Solicitors in the smaller firms (which still, in Scotland, comprise the majority of the profession) are living in a world where the big are becoming bigger and richer, while many of the smaller firms are competing for what is left of traditional markets like domestic conveyancing, which are now so seriously under pressure that they can no longer provide the returns previously enjoyed, which are simply not attainable.

The annual revenue expenditure by the big fish, for instance on aspects of the business like IT or marketing or human resource training alone, dwarfs the annual turnover of many smaller firms.

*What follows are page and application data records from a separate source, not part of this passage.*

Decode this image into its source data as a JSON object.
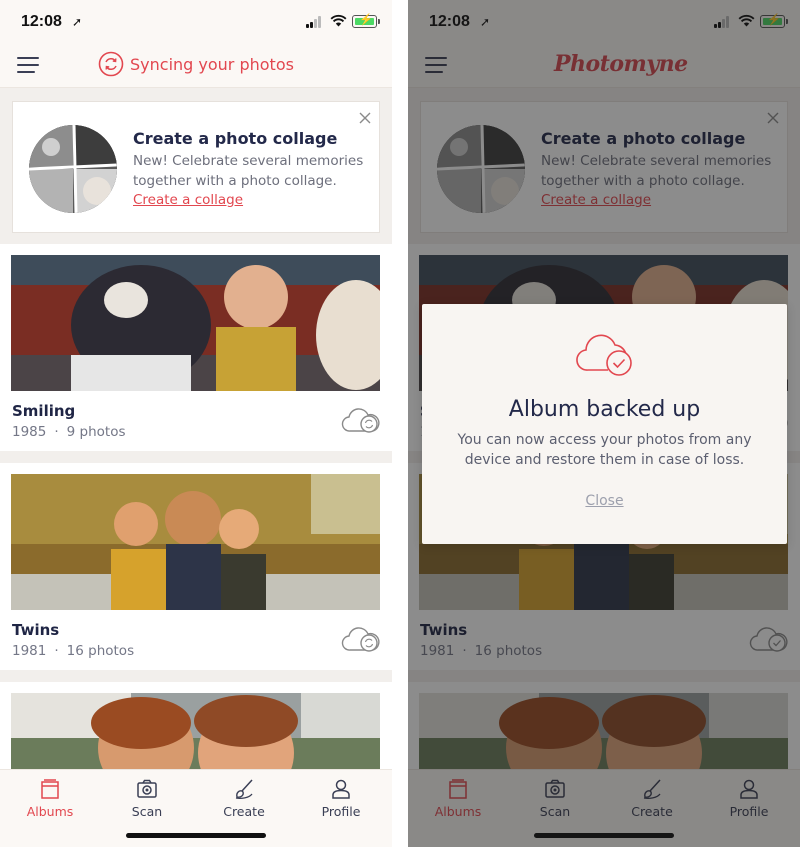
{
  "status_bar": {
    "time": "12:08",
    "location_arrow": "➚"
  },
  "left_screen": {
    "header": {
      "sync_icon": "sync-icon",
      "title": "Syncing your photos"
    }
  },
  "right_screen": {
    "header": {
      "brand": "Photomyne"
    },
    "dialog": {
      "icon": "cloud-check-icon",
      "title": "Album backed up",
      "message": "You can now access your photos from any device and restore them in case of loss.",
      "close_label": "Close"
    }
  },
  "promo": {
    "title": "Create a photo collage",
    "text": "New! Celebrate several memories together with a photo collage.",
    "link": "Create a collage"
  },
  "albums": [
    {
      "title": "Smiling",
      "year": "1985",
      "separator": "·",
      "count": "9 photos",
      "status_icon": "cloud-sync-icon"
    },
    {
      "title": "Twins",
      "year": "1981",
      "separator": "·",
      "count": "16 photos",
      "status_icon": "cloud-sync-icon"
    }
  ],
  "tabs": [
    {
      "label": "Albums",
      "icon": "albums-icon"
    },
    {
      "label": "Scan",
      "icon": "camera-icon"
    },
    {
      "label": "Create",
      "icon": "brush-icon"
    },
    {
      "label": "Profile",
      "icon": "person-icon"
    }
  ],
  "colors": {
    "accent": "#e2474f",
    "text_dark": "#23294a",
    "background": "#f2efec"
  }
}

The Law Society of Scotland is struggling with the challenge of catering for, and being relevant to, an increasingly polarised profession. Self regulation is past praying for. The critics here have won the day; implementation of external regulation, at whatever cost and of doubtful pedigree, is about to be foisted on us – it is but a matter of time.

The ultimate impacts of whatever “McClementi” actually allows, once it has been thrust upon us are difficult to foretell, but certainly they will only accelerate and catalyse the already inordinate pressures of market forces on smaller firms.

The traditional model of the general practice is under threat. The move to convert to smaller and more specialised units, already a trend in both the cities and provincial towns, will continue inexorably and the traditional country practice of a general nature is already in several areas a thing of the past. Clearly those firms will not all be extinguished and there will be impressive exceptions. The number of traditional firms will however radically reduce and the quality, strength and reputation of the practice units are unlikely to be maintained.

Perhaps there is no ideological criticism of moving to smaller individual units. Why should it matter? The answer of course is that for many smaller firms the consequence of the move to becoming either a sole practitioner or a very small practice unit is that they will often then struggle to obtain that critical mass of business coming from only one or two practice areas. There are some exceptions to this, typically those in criminal legal aid; however in general clients simply may not be prepared to rub along with the new business model. There is sound evidence that many clients, typically those who traditionally were the lifeblood to general practice, still want a professional and business relationship rather than have to shop around.

Where there is no significant infrastructure within the smaller firms, the realities and consequences strike home for the older partners because it is going to become extraordinarily difficult for them to secure an exit route.

Where for example is the:

  • reinvestment?
  • pension? 
  • goodwill payment? 
  • capital to repay the bank ?
  • succession plan?
  • future of the business?

So the future is certainly interesting, challenging and dynamic. This is the time like never before for the smaller firms to set aside time for strategic thinking and action. Perhaps like Alice in Wonderland when she asked “Which road do I take from here?”, the answer is “It all depends where you want to go”!